## [Provided information]
<<<<

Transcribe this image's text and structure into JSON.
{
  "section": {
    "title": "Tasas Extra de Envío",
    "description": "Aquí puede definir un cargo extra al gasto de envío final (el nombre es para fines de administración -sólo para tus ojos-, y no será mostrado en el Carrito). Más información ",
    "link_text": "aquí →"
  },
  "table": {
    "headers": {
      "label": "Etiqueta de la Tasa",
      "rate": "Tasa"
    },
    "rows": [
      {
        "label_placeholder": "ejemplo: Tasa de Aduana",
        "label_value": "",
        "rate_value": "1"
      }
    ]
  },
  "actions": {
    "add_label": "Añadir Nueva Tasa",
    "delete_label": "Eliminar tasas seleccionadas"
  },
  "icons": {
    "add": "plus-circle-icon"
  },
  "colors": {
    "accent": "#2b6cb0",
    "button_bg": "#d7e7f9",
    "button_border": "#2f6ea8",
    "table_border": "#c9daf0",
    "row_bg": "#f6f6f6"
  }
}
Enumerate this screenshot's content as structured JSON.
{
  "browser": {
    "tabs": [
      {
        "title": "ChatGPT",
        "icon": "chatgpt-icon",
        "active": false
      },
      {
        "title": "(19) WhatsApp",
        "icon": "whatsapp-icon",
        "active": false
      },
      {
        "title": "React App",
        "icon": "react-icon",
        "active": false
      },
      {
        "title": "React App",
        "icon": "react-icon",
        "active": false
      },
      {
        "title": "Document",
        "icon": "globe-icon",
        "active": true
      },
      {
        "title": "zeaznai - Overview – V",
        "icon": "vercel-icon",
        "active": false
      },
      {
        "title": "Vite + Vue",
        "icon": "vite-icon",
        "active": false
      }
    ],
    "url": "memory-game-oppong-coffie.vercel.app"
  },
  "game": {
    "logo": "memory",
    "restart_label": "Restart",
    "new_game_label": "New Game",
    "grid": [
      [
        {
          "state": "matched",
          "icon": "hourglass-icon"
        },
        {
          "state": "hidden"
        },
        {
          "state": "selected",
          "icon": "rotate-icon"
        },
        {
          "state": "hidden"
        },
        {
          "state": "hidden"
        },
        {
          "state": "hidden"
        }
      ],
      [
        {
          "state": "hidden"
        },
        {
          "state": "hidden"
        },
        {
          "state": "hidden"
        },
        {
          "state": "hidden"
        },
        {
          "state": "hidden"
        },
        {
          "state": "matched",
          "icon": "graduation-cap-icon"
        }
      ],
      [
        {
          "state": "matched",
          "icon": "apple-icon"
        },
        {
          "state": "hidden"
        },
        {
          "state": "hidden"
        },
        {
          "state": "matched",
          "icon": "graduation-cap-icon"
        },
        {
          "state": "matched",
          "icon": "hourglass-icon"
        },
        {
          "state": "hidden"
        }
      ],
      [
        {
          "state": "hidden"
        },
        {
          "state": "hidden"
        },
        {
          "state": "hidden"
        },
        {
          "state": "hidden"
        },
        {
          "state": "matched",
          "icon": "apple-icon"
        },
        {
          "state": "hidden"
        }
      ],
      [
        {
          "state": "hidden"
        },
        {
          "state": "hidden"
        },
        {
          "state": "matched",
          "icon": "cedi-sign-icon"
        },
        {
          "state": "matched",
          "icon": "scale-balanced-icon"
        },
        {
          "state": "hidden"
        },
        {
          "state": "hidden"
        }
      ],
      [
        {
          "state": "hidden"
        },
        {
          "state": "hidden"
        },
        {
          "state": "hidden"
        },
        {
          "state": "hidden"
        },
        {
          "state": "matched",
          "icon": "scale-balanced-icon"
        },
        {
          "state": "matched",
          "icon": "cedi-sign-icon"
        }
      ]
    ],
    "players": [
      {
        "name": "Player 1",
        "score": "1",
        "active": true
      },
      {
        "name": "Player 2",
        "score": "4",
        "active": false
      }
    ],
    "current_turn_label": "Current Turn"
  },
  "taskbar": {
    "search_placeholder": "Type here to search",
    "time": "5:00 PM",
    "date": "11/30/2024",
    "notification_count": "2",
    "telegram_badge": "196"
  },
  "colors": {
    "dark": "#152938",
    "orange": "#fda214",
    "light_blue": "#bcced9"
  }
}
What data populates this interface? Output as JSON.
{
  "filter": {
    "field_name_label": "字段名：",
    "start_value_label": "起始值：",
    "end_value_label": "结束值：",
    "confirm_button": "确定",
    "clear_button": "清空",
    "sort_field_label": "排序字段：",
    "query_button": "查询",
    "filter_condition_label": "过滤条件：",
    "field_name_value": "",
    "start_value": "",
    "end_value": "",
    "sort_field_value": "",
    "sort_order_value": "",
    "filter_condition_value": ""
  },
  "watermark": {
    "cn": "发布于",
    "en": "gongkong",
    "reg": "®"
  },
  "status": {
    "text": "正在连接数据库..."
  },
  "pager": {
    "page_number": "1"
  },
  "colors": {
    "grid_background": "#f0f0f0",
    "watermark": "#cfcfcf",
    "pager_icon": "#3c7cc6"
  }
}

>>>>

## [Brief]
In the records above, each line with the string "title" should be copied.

## [Reply]
    "title": "Tasas Extra de Envío",
        "title": "ChatGPT",
        "title": "(19) WhatsApp",
        "title": "React App",
        "title": "React App",
        "title": "Document",
        "title": "zeaznai - Overview – V",
        "title": "Vite + Vue",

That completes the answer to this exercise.